(AVAILABLE RECORDS Opens)
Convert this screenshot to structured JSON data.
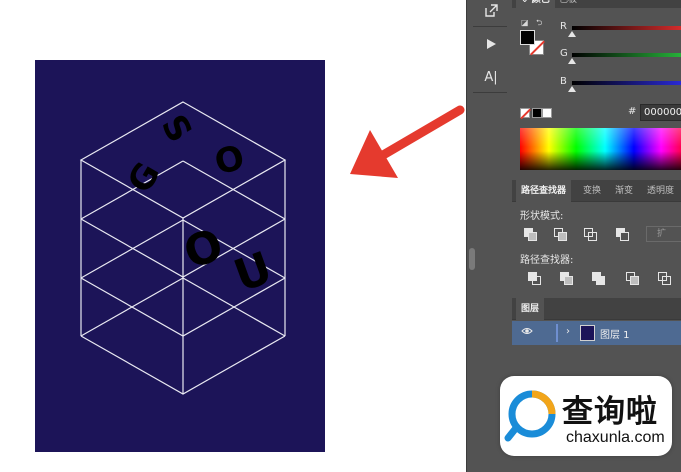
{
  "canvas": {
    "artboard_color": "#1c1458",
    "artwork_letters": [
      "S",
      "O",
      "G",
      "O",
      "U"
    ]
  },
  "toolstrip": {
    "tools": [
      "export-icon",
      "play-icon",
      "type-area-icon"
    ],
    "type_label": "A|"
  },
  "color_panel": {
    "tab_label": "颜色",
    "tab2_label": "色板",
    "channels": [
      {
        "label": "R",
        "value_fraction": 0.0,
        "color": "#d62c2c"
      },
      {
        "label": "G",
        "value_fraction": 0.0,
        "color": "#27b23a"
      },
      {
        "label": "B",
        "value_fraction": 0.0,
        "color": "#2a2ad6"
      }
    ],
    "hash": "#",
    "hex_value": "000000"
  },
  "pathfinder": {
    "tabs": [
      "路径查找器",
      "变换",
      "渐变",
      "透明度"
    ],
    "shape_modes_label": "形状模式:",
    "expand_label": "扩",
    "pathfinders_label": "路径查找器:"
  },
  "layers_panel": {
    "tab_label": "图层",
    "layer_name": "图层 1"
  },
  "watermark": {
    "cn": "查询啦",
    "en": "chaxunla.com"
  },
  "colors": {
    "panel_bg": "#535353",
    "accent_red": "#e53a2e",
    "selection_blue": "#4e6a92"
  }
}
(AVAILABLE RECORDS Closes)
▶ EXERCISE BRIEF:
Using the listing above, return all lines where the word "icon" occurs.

▶ EXPECTED ANSWER:
      "export-icon",
      "play-icon",
      "type-area-icon"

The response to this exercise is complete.